> Prompt: Could you filter the records below and keep only the lines with the word "avatar"?

> Input:
....
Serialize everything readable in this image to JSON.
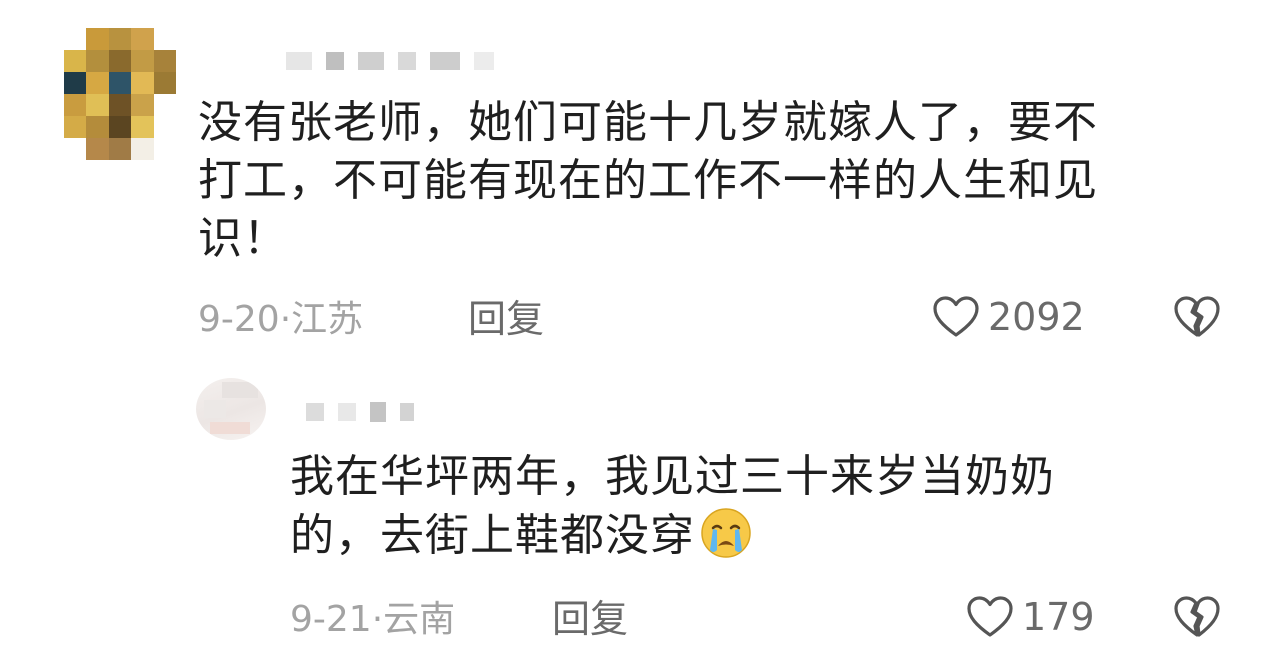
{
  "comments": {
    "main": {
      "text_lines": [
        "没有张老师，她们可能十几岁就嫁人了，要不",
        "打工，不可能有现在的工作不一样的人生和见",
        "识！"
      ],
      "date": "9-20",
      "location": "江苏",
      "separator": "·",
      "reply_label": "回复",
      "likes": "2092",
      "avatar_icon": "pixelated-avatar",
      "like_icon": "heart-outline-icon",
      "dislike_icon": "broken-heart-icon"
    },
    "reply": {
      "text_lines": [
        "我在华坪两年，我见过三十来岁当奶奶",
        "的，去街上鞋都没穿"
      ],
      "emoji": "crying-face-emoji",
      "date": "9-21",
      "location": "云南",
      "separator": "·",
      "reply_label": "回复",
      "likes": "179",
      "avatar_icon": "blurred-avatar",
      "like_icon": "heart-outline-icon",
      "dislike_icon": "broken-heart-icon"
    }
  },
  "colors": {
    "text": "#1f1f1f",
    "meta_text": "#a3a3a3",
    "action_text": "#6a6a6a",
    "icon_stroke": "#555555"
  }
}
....
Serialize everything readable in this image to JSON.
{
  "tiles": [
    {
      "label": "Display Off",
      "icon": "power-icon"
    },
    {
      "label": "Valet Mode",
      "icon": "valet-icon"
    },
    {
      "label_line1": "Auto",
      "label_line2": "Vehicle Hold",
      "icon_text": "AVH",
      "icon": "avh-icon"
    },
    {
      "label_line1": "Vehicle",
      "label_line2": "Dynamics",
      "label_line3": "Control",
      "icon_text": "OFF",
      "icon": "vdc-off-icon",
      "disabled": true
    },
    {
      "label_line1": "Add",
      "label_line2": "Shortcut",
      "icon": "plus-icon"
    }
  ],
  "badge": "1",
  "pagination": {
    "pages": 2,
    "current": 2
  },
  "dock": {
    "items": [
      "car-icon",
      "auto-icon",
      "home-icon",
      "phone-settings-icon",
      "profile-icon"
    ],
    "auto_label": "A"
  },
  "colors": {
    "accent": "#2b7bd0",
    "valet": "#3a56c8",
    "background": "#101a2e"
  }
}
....
> Expected output:
      "avatar_icon": "pixelated-avatar",
      "avatar_icon": "blurred-avatar",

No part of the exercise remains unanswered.